She studied musical theater under the production’s musical director Dennis Castellano, just like her current actors do now. Castellano is the head of the School of the Arts’ bachelor of fine arts program in musical theater, which is only three years old, but he’s been the musical director and a lecturer for 30 years. He received a graduate degree from UCI and graduated just as his advisor left the school. He took his job and has been here ever since, working on over 60 different musicals throughout his time as well as teaching musical-theater workshops in singing, dancing and musicianship. He also teaches the History of American Musical Theatre series.
Leading up to “Spelling Bee,” Castellano was responsible for teaching the actors the music and working with them. During rehearsals, he leads them through warm-ups and plays the accompanying piano. He’s also responsible for coordinating the orchestra.
But more than that, Castellano is the warm voice of encouragement, bringing the cast kumquats for snacks during one rehearsal and patiently working with them every step of the way, even outside of productions.
Aside from Gray and Castellano, UCI’s production of “Spelling Bee” is truly made by the cast.
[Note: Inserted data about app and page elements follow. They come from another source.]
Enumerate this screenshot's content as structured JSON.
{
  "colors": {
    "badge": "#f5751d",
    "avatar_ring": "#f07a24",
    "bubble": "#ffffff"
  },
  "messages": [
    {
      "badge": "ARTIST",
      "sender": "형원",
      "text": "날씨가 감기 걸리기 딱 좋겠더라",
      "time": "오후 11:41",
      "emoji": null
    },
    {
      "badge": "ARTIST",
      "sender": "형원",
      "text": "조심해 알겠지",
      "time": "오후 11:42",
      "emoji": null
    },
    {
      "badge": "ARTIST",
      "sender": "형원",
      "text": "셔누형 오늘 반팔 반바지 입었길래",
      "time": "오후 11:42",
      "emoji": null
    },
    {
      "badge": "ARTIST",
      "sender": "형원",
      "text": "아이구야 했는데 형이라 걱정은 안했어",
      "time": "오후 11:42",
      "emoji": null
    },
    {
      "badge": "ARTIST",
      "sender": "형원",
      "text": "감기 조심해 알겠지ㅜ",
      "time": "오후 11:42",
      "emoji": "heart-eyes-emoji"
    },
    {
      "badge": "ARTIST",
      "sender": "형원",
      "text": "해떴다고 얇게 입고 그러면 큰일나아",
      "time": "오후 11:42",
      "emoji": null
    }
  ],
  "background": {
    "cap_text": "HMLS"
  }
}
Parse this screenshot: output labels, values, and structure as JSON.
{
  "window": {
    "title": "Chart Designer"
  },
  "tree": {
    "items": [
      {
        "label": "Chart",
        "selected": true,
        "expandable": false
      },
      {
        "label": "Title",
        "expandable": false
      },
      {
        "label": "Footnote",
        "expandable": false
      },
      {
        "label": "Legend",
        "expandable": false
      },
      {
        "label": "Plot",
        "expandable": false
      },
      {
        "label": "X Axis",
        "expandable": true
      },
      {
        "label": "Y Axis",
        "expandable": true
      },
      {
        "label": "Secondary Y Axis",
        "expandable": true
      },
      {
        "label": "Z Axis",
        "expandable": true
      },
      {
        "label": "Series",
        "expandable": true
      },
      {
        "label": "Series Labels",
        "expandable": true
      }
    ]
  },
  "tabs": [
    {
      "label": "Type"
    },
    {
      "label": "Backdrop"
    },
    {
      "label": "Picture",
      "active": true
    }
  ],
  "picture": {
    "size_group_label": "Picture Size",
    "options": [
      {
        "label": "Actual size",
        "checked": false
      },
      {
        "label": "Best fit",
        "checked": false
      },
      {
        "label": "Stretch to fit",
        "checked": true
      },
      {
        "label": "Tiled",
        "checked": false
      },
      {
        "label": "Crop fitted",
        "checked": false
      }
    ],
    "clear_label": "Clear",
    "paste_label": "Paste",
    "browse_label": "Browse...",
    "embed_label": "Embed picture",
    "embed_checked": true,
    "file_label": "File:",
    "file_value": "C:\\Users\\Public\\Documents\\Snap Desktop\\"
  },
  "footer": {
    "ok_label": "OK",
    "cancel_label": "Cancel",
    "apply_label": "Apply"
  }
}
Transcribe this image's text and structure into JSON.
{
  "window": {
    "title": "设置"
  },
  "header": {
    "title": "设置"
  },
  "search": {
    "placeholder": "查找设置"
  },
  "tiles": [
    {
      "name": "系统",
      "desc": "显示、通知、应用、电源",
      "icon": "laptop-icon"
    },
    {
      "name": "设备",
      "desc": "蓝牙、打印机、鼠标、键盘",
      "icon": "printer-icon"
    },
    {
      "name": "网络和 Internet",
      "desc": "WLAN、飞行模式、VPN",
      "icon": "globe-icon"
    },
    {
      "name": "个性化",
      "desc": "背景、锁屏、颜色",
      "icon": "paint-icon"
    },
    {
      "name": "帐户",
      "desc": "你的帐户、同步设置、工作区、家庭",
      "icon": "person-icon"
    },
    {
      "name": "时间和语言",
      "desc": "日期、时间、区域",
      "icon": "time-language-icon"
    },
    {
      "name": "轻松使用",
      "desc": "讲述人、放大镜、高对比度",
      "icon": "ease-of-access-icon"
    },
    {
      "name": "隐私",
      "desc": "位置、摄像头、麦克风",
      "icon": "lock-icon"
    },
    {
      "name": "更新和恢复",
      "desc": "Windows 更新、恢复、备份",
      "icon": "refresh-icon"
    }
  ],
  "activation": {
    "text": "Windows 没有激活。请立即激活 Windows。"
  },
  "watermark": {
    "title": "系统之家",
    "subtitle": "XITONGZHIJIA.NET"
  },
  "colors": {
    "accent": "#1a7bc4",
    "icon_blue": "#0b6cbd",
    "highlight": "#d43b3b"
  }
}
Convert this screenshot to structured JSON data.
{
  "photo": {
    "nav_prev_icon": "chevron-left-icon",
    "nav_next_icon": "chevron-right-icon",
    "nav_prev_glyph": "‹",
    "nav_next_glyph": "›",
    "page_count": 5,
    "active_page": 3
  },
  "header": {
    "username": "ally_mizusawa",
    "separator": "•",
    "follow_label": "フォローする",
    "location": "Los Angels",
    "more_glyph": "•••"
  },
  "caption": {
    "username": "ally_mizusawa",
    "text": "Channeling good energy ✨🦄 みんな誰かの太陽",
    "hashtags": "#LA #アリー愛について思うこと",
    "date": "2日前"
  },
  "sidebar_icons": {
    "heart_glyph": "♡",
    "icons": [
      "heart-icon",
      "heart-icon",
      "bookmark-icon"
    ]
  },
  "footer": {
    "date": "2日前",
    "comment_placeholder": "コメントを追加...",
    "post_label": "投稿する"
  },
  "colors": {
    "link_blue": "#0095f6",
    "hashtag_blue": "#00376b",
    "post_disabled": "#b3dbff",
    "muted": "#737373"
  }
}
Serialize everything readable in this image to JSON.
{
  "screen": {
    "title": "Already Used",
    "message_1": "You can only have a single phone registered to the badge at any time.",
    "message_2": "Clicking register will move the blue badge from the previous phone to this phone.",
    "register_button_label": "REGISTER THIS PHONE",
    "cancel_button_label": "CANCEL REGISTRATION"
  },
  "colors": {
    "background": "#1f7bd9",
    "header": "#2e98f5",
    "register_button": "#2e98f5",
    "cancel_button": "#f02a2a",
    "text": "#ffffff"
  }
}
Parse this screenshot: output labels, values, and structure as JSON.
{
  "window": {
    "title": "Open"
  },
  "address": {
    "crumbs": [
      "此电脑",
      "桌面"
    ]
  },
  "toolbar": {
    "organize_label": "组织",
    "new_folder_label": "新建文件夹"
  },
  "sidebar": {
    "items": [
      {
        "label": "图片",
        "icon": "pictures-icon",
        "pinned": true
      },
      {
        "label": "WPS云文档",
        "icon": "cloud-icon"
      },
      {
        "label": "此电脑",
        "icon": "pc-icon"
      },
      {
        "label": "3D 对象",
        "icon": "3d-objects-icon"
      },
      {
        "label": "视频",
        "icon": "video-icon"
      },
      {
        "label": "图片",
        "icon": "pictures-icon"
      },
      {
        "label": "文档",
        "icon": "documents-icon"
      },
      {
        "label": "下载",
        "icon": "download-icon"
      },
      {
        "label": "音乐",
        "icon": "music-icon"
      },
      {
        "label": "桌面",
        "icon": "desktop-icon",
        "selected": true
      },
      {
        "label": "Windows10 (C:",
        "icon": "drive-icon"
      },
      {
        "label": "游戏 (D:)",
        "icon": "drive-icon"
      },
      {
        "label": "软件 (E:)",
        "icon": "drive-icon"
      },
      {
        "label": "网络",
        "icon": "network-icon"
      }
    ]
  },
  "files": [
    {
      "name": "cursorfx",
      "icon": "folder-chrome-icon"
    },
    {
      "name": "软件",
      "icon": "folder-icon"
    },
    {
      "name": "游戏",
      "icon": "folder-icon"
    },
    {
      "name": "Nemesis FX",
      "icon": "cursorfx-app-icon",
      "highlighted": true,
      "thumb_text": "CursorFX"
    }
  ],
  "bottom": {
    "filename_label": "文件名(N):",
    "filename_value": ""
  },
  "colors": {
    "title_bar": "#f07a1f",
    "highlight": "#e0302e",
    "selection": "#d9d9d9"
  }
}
Each of the nine-person cast is showcased by distinctive quirks and songs. The cast’s strong vocals promise a great show as well. This show gives them the opportunity for improvisation and playing off the audience participants, as well as the vibe of the audience as a whole.
Compared to UCI Drama’s affection for experimental, dark productions, “Spelling Bee” is peppy and light. It’s a celebration of youthfulness and the young at heart. It’s the perfect choice for a spring musical. “Spelling Bee” provides audiences a great opportunity to support fellow students and be reminded that, while life can be chaotic, there is plenty of fun to be had.
“25th Annual Putnam County Spelling Bee” opens May 27 at 8 p.m. in the Claire Trevor Theatre. Student tickets are $9 with an ID.